Chart-topping rapper Drake made under-appreciated Jewish mothers around the world say “Why can’t you be more like him?” on Wednesday night at the Billboard Music Awards. Accepting the “Top Artist” prize, he dedicated his win to his own Jewish mother, Sandi Graham.
Collecting the award also means that Drake now holds the title for most Billboard wins. He has now earned a total of 27 Billboard awards, surpassing previous record-holder Taylor Swift’s 23 wins.
In his speech, the “In My Feelings” rapper thanked his mom for her encouragement and dedication to his endeavors that she has shown throughout his life.
“I just want to thank my mom for her relentless effort in my life,” he said to the audience. “I want to thank my mom for all the times you drove me to piano. All the times you drove me to basketball and hockey — that clearly didn’t work out. All the times you drove me to ‘Degrassi.’ No matter how long it took me to figure out what I wanted to do, you were always there to give me a ride, and now we’re on one hell of ride.”
It’s not exactly the first time Drake has invoked his mother — in his song “Sandra’s Rose” on the 2018 album “Scorpion,” he raps, “Sandra knows I pulled us out of a living hell/I’m the chosen one, flowers never pick themselves.”
“Sandi” is a lyric-regular. In “Look What You’ve Done” he raps about her, saying, “You love me and I love you / And your heart hurts, mine does too / And it’s just words and they cut deep / But it’s our world, it’s just us two.”
She also gives him shidduch advice, apparently. He raps in “From Time”: “My mother is 66 and her favorite line to hit me with is / ‘Who the f**k wants to be 70 and alone?’”

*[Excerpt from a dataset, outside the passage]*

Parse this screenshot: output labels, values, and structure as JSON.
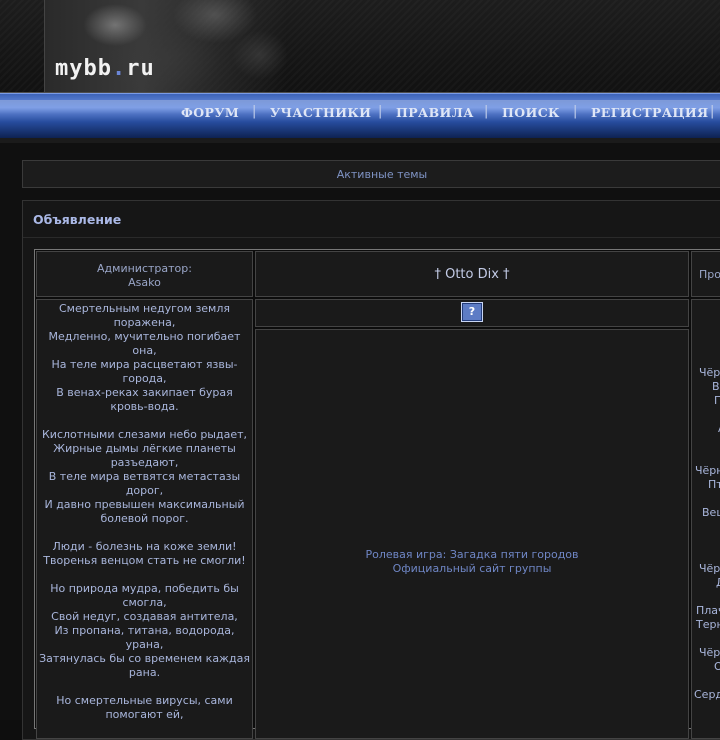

It’s hard to name a public figure of Drake’s stature who is as outwardly proud of his Jewish heritage, let alone his mother. Drake, who was born in Toronto to African-American Catholic father Dennis Graham and his white-Ashkenazi Jewish mother Sandi, was raised with a mix of identities and traditions. After his parents divorced when he was five, Drake lived primarily with his mother in Forest Hill, an affluent and predominantly Jewish neighborhood in Toronto. He attended a Jewish day school, had a Bar Mitzvah at age 13, and celebrated the Jewish high holidays with his mother.
Yet despite his communal pride, Drake has said that he felt isolated as a Black Jew in a nearly all-white Toronto Jewish community. “Nobody understood what it was like to be black and Jewish,” he said. “[But] being different from everyone else just made me a lot stronger.” His relationship with his mother, who raised him as a single parent, has been defining, he’s said.
And Sandi Graham, by Drake’s admission, has been the engine driving his success — and sometimes the literal foot on the gas pedal taking him towards that success. For Aubrey Drake Graham — he mononomously goes by his middle name — ascent to the peak of the entertainment industry has been a journey mostly characterized by triumph. He went from a role as a teen actor on the beloved TV soap “Degrassi” to becoming a best-selling musical artist. In his 12 year professional music career, he has been showered with awards, including 4 Grammys.
Thank your moms, Drake-fans.
Arielle Kaden is a writer based in New York City whose work has been featured in the Forward and Columbia Journal. She is a graduate of Johns Hopkins University and a recipient of the Fulbright Scholarship. She is currently earning a MFA in Nonfiction Writing at Columbia University and interning for the Opinion Section at the Forward.